**Task to carry out:**
Look through the listing for the word "value". Copy each line that has it.
++++ The input
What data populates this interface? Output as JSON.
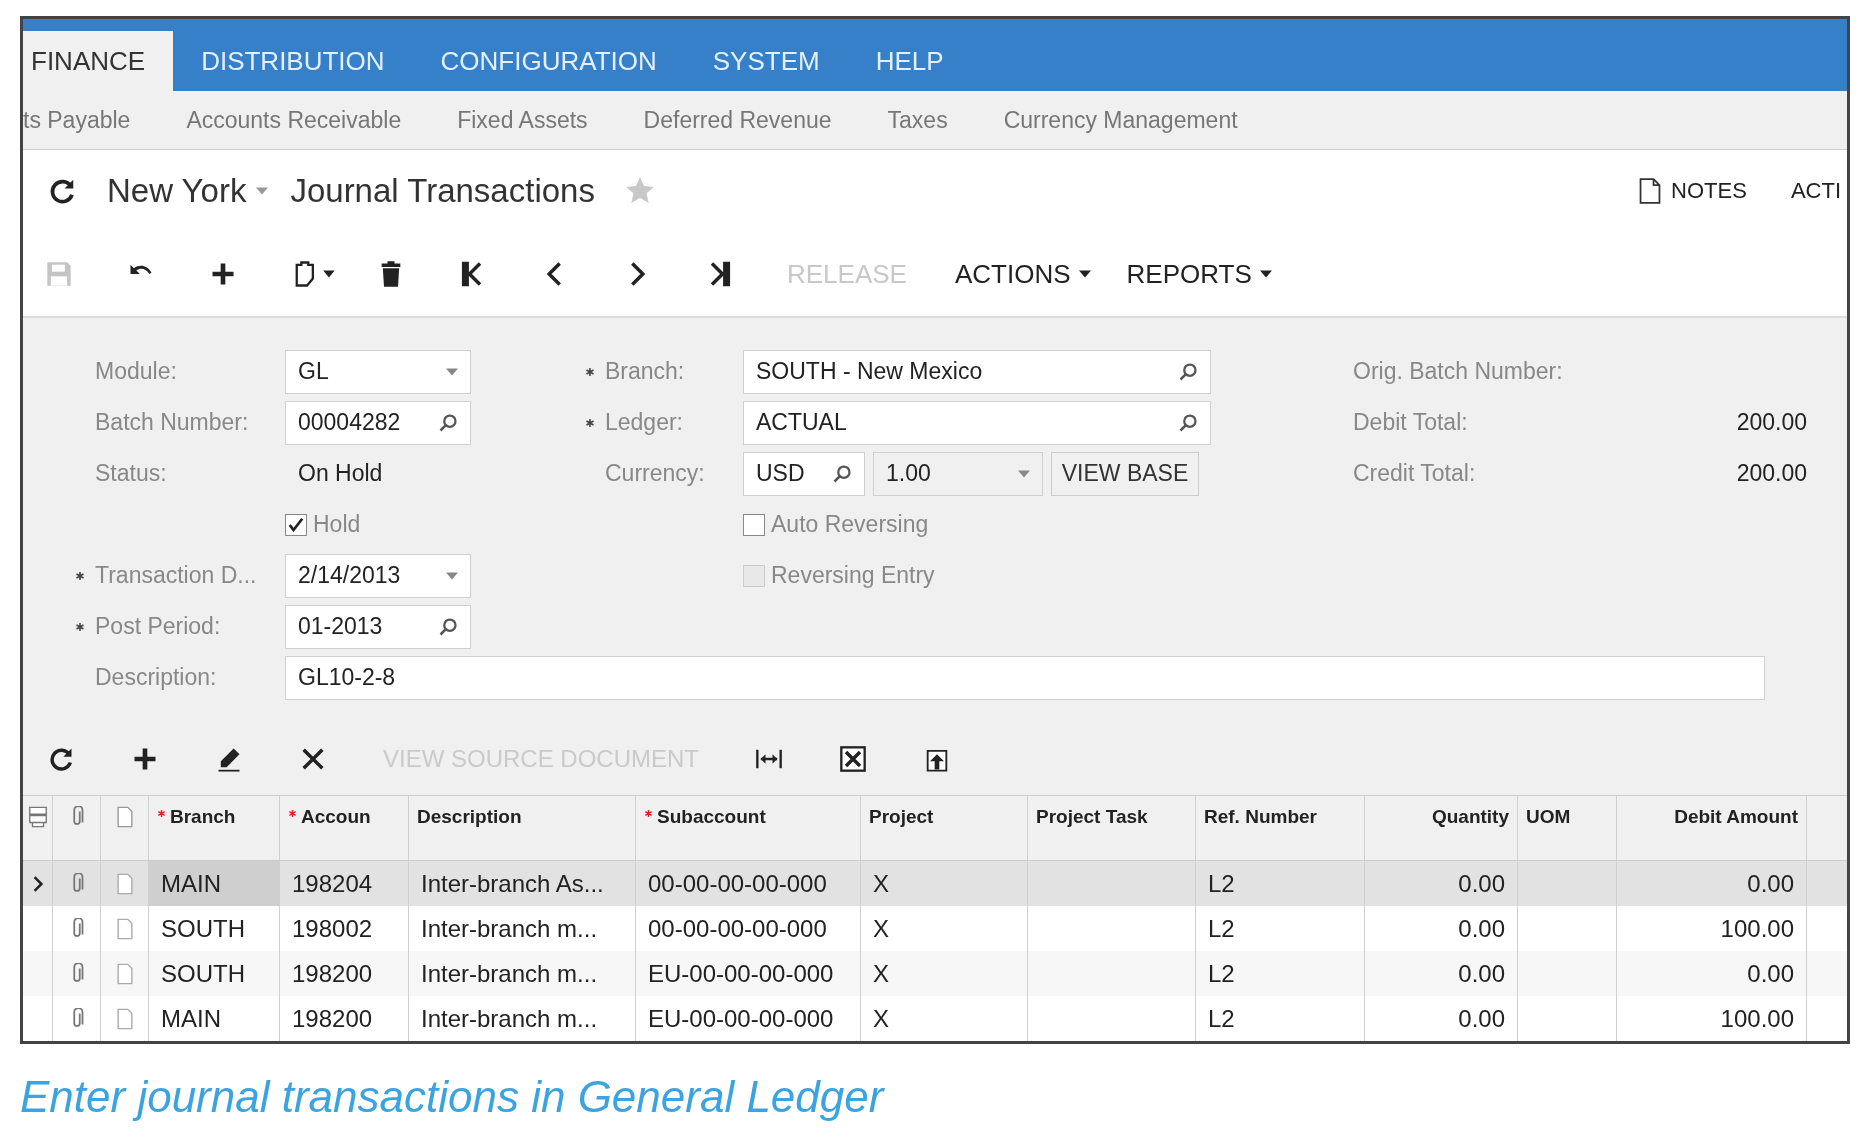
{
  "top_nav": [
    {
      "label": "FINANCE",
      "selected": true
    },
    {
      "label": "DISTRIBUTION",
      "selected": false
    },
    {
      "label": "CONFIGURATION",
      "selected": false
    },
    {
      "label": "SYSTEM",
      "selected": false
    },
    {
      "label": "HELP",
      "selected": false
    }
  ],
  "sub_nav": [
    "ts Payable",
    "Accounts Receivable",
    "Fixed Assets",
    "Deferred Revenue",
    "Taxes",
    "Currency Management"
  ],
  "title": {
    "location": "New York",
    "screen": "Journal Transactions",
    "favorite": false
  },
  "header_links": [
    "NOTES",
    "ACTI"
  ],
  "toolbar": {
    "save_enabled": false,
    "buttons": [
      {
        "label": "RELEASE",
        "disabled": true,
        "dropdown": false
      },
      {
        "label": "ACTIONS",
        "disabled": false,
        "dropdown": true
      },
      {
        "label": "REPORTS",
        "disabled": false,
        "dropdown": true
      }
    ]
  },
  "form": {
    "left": [
      {
        "label": "Module:",
        "required": false,
        "kind": "select",
        "value": "GL"
      },
      {
        "label": "Batch Number:",
        "required": false,
        "kind": "lookup",
        "value": "00004282"
      },
      {
        "label": "Status:",
        "required": false,
        "kind": "text",
        "value": "On Hold"
      },
      {
        "label": "Hold",
        "kind": "checkbox",
        "checked": true,
        "disabled": false
      },
      {
        "label": "Transaction D...",
        "required": true,
        "kind": "select",
        "value": "2/14/2013"
      },
      {
        "label": "Post Period:",
        "required": true,
        "kind": "lookup",
        "value": "01-2013"
      }
    ],
    "middle": [
      {
        "label": "Branch:",
        "required": true,
        "kind": "lookup",
        "value": "SOUTH - New Mexico"
      },
      {
        "label": "Ledger:",
        "required": true,
        "kind": "lookup",
        "value": "ACTUAL"
      },
      {
        "label": "Currency:",
        "required": false,
        "kind": "currency",
        "value": "USD",
        "rate": "1.00",
        "button": "VIEW BASE"
      },
      {
        "label": "Auto Reversing",
        "kind": "checkbox",
        "checked": false,
        "disabled": false
      },
      {
        "label": "Reversing Entry",
        "kind": "checkbox",
        "checked": false,
        "disabled": true
      }
    ],
    "right": [
      {
        "label": "Orig. Batch Number:"
      },
      {
        "label": "Debit Total:",
        "value": "200.00"
      },
      {
        "label": "Credit Total:",
        "value": "200.00"
      }
    ],
    "description": {
      "label": "Description:",
      "value": "GL10-2-8"
    }
  },
  "grid_toolbar": {
    "buttons": [
      {
        "label": "VIEW SOURCE DOCUMENT",
        "disabled": true
      }
    ]
  },
  "table": {
    "columns": [
      {
        "label": "Branch",
        "required": true,
        "kind": "text"
      },
      {
        "label": "Accoun",
        "required": true,
        "kind": "text"
      },
      {
        "label": "Description",
        "required": false,
        "kind": "text"
      },
      {
        "label": "Subaccount",
        "required": true,
        "kind": "text"
      },
      {
        "label": "Project",
        "required": false,
        "kind": "text"
      },
      {
        "label": "Project Task",
        "required": false,
        "kind": "text"
      },
      {
        "label": "Ref. Number",
        "required": false,
        "kind": "text"
      },
      {
        "label": "Quantity",
        "required": false,
        "kind": "number"
      },
      {
        "label": "UOM",
        "required": false,
        "kind": "text"
      },
      {
        "label": "Debit Amount",
        "required": false,
        "kind": "number"
      }
    ],
    "rows": [
      {
        "selected": true,
        "cells": [
          "MAIN",
          "198204",
          "Inter-branch As...",
          "00-00-00-00-000",
          "X",
          null,
          "L2",
          "0.00",
          null,
          "0.00"
        ]
      },
      {
        "selected": false,
        "cells": [
          "SOUTH",
          "198002",
          "Inter-branch m...",
          "00-00-00-00-000",
          "X",
          null,
          "L2",
          "0.00",
          null,
          "100.00"
        ]
      },
      {
        "selected": false,
        "cells": [
          "SOUTH",
          "198200",
          "Inter-branch m...",
          "EU-00-00-00-000",
          "X",
          null,
          "L2",
          "0.00",
          null,
          "0.00"
        ]
      },
      {
        "selected": false,
        "cells": [
          "MAIN",
          "198200",
          "Inter-branch m...",
          "EU-00-00-00-000",
          "X",
          null,
          "L2",
          "0.00",
          null,
          "100.00"
        ]
      }
    ]
  },
  "caption": "Enter journal transactions in General Ledger"
}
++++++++
**Written solution:**
        "value": "GL"
        "value": "00004282"
        "value": "On Hold"
        "value": "2/14/2013"
        "value": "01-2013"
        "value": "SOUTH - New Mexico"
        "value": "ACTUAL"
        "value": "USD",
        "value": "200.00"
        "value": "200.00"
      "value": "GL10-2-8"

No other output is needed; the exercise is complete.